#### Work task
Your answer should restate each line of the data below word for word.

#### Data extract
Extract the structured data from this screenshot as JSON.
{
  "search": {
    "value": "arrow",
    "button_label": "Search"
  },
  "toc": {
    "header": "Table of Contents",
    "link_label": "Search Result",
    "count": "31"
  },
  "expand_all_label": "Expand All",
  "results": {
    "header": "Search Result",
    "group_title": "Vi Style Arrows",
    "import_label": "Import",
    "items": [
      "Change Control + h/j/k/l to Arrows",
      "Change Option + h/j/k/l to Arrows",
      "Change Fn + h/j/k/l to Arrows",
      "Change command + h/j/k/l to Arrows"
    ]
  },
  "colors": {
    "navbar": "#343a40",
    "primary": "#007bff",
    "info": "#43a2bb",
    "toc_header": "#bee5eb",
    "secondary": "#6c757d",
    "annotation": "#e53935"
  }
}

#### Problem solution
Extract the structured data from this screenshot as JSON.
{
  "search": {
    "value": "arrow",
    "button_label": "Search"
  },
  "toc": {
    "header": "Table of Contents",
    "link_label": "Search Result",
    "count": "31"
  },
  "expand_all_label": "Expand All",
  "results": {
    "header": "Search Result",
    "group_title": "Vi Style Arrows",
    "import_label": "Import",
    "items": [
      "Change Control + h/j/k/l to Arrows",
      "Change Option + h/j/k/l to Arrows",
      "Change Fn + h/j/k/l to Arrows",
      "Change command + h/j/k/l to Arrows"
    ]
  },
  "colors": {
    "navbar": "#343a40",
    "primary": "#007bff",
    "info": "#43a2bb",
    "toc_header": "#bee5eb",
    "secondary": "#6c757d",
    "annotation": "#e53935"
  }
}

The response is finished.